Of course, rapid response times and effective emergency care for cardiac, stroke, and other acute patients remain the fundamental performance metric and responsibility of EMS.
However, the EMS leaders promoting EMS 3.0 want to position emergency medicine as an integral component of value-based care by building on existing innovative programs that demonstrate the expanded potential of EMS. The National Academy of Sciences recently recommended that Congress and the Department of Health and Human Services “implement mechanisms that ensure the inclusion of EMS as a seamless component of healthcare delivery rather than merely a transport mechanism.” Advocates for broadening the role of emergency medicine believe EMS can help achieve the Triple Aim of healthier people, reduced spending, and an improved patient experience.

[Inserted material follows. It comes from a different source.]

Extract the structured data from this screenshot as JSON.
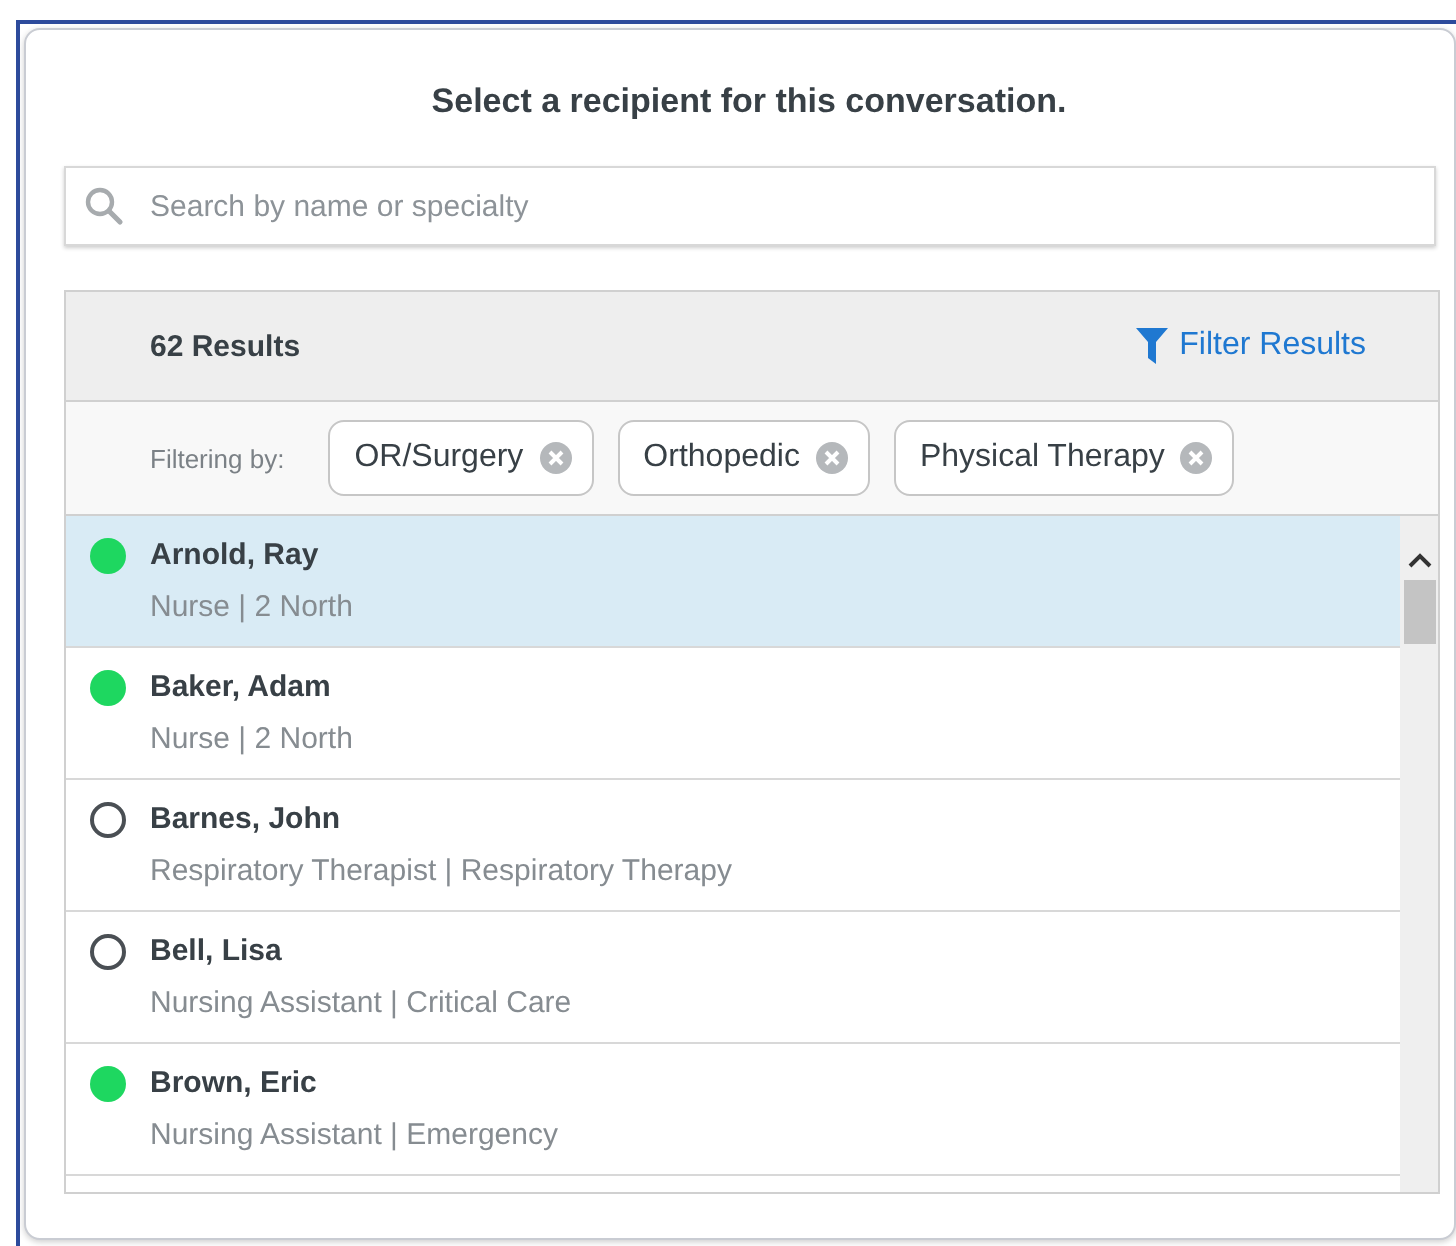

In nurse triage programs, emergency dispatchers and nurses use medically-approved protocols to identify low acuity calls – those involving minor injury, flu-symptoms, and chronic pain – and route patients to the appropriate care location. In some cases, nurses have arranged for a taxi to transport a patient to their primary care physician or have assisted callers in setting up mail-order prescriptions. A 2015 study found that nurse triage programs in Fort Worth, Texas and in Louisville, Kentucky together saved $1.2 million because of directing patients away from the ED. Moreover, 91.2 percent of patients reported satisfaction with the service.
Additionally, other programs are leveraging EMS practitioners and vehicles to provide in-home patient care and education through mobile integrated health and community paramedic (MIH-CP) services. These programs aim to prevent hospital readmissions, assist patients with chronic conditions, and steer patients toward appropriate care centers such as primary care offices and substance abuse clinics. Many of these programs began by identifying frequent 911 callers, evaluating their needs, and developing appropriate services. For example, paramedics may take blood glucose measurements, change a wound dressing, and provide diabetes screening and education. A survey by the National Association of EMTs (NAEMT) found that 81 percent of surveyed programs that had existed for at least two years reported reduced costs, 911 use, and ED visits.
Challenges exist for these programs. Obstacles include laws that restrict EMS to exclusively a response and transport service, scope of practice and educational restrictions that limit the procedures EMTs and paramedics may perform, resistance from home health workers who worry MIH-CP programs threaten to duplicate their services, and, of course, funding.
Still, NAEMT believes these types of programs can cement emergency medicine’s inclusion in value-based care. In response to the proposed Medicare Access and CHIP Reauthorization Act (MACRA) legislation, NAEMT encouraged the Centers for Medicare and Medicaid Services (CMS) to consider developing an alternative payment model (APM) for MIH-CP programs. Though MIH-CP programs may not yet be candidates for APMs, NAEMT’s letter indicates emergency medicine’s commitment to value-based care. Moreover, now that the first performance period for MACRA has begun, NAEMT can work to align new or existing programs with the criteria for APMs.
EMS 3.0 seeks to transform emergency medicine into a service that both reacts to, and works to prevent, acute emergencies and that is integrated into the health care system transitioning to value. Indeed, existing nurse triage and MIH-CP programs exemplify many of the elements of successful value-based programs through their reliance on community assessments, multidisciplinary care coordination, and a commitment to improving patient outcomes while decreasing costs.